* [Exercise input]:
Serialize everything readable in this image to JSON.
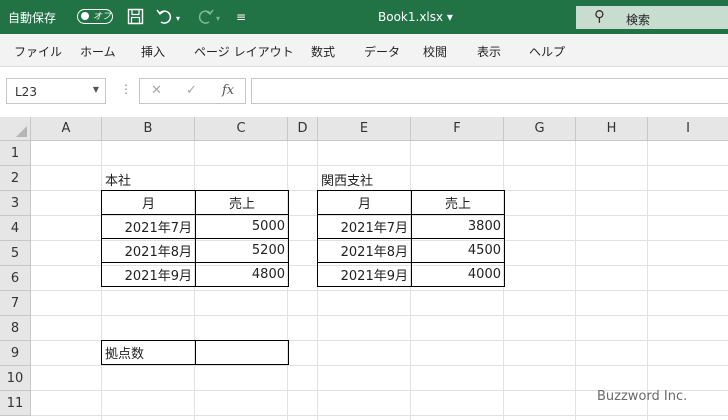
{
  "titlebar": {
    "autosave_label": "自動保存",
    "autosave_state": "オフ",
    "filename": "Book1.xlsx ▾",
    "search_label": "検索"
  },
  "ribbon": {
    "tabs": [
      "ファイル",
      "ホーム",
      "挿入",
      "ページ レイアウト",
      "数式",
      "データ",
      "校閲",
      "表示",
      "ヘルプ"
    ]
  },
  "formula_bar": {
    "name_box": "L23",
    "fx": "fx",
    "content": ""
  },
  "sheet": {
    "columns": [
      "A",
      "B",
      "C",
      "D",
      "E",
      "F",
      "G",
      "H",
      "I"
    ],
    "rows": [
      "1",
      "2",
      "3",
      "4",
      "5",
      "6",
      "7",
      "8",
      "9",
      "10",
      "11"
    ]
  },
  "honsha": {
    "title": "本社",
    "headers": [
      "月",
      "売上"
    ],
    "rows": [
      [
        "2021年7月",
        "5000"
      ],
      [
        "2021年8月",
        "5200"
      ],
      [
        "2021年9月",
        "4800"
      ]
    ]
  },
  "kansai": {
    "title": "関西支社",
    "headers": [
      "月",
      "売上"
    ],
    "rows": [
      [
        "2021年7月",
        "3800"
      ],
      [
        "2021年8月",
        "4500"
      ],
      [
        "2021年9月",
        "4000"
      ]
    ]
  },
  "kyoten": {
    "label": "拠点数",
    "value": ""
  },
  "watermark": "Buzzword Inc."
}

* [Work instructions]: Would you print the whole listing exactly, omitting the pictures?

* [Exercise output]:
Serialize everything readable in this image to JSON.
{
  "titlebar": {
    "autosave_label": "自動保存",
    "autosave_state": "オフ",
    "filename": "Book1.xlsx ▾",
    "search_label": "検索"
  },
  "ribbon": {
    "tabs": [
      "ファイル",
      "ホーム",
      "挿入",
      "ページ レイアウト",
      "数式",
      "データ",
      "校閲",
      "表示",
      "ヘルプ"
    ]
  },
  "formula_bar": {
    "name_box": "L23",
    "fx": "fx",
    "content": ""
  },
  "sheet": {
    "columns": [
      "A",
      "B",
      "C",
      "D",
      "E",
      "F",
      "G",
      "H",
      "I"
    ],
    "rows": [
      "1",
      "2",
      "3",
      "4",
      "5",
      "6",
      "7",
      "8",
      "9",
      "10",
      "11"
    ]
  },
  "honsha": {
    "title": "本社",
    "headers": [
      "月",
      "売上"
    ],
    "rows": [
      [
        "2021年7月",
        "5000"
      ],
      [
        "2021年8月",
        "5200"
      ],
      [
        "2021年9月",
        "4800"
      ]
    ]
  },
  "kansai": {
    "title": "関西支社",
    "headers": [
      "月",
      "売上"
    ],
    "rows": [
      [
        "2021年7月",
        "3800"
      ],
      [
        "2021年8月",
        "4500"
      ],
      [
        "2021年9月",
        "4000"
      ]
    ]
  },
  "kyoten": {
    "label": "拠点数",
    "value": ""
  },
  "watermark": "Buzzword Inc."
}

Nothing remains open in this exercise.